[Opening Supplied data section]

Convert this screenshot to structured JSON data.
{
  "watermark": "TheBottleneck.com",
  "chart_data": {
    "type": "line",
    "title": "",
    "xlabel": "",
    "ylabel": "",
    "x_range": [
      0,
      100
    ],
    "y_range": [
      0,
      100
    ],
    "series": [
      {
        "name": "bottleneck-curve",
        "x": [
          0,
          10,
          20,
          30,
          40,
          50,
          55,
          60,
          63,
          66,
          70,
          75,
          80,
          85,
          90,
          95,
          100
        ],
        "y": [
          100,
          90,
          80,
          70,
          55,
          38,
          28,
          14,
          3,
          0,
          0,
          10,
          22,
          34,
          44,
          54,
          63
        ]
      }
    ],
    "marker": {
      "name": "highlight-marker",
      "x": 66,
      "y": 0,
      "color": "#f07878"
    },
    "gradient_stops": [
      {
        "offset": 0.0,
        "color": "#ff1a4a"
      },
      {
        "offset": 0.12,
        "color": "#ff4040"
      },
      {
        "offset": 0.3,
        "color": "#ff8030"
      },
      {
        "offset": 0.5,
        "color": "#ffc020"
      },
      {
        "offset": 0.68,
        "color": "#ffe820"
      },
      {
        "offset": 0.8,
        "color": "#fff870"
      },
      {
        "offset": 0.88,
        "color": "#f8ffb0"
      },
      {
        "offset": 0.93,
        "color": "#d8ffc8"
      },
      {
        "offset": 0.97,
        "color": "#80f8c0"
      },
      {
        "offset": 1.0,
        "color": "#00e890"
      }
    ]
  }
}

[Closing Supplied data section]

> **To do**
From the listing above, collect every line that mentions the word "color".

> **Response to this task**
      "color": "#f07878"
        "color": "#ff1a4a"
        "color": "#ff4040"
        "color": "#ff8030"
        "color": "#ffc020"
        "color": "#ffe820"
        "color": "#fff870"
        "color": "#f8ffb0"
        "color": "#d8ffc8"
        "color": "#80f8c0"
        "color": "#00e890"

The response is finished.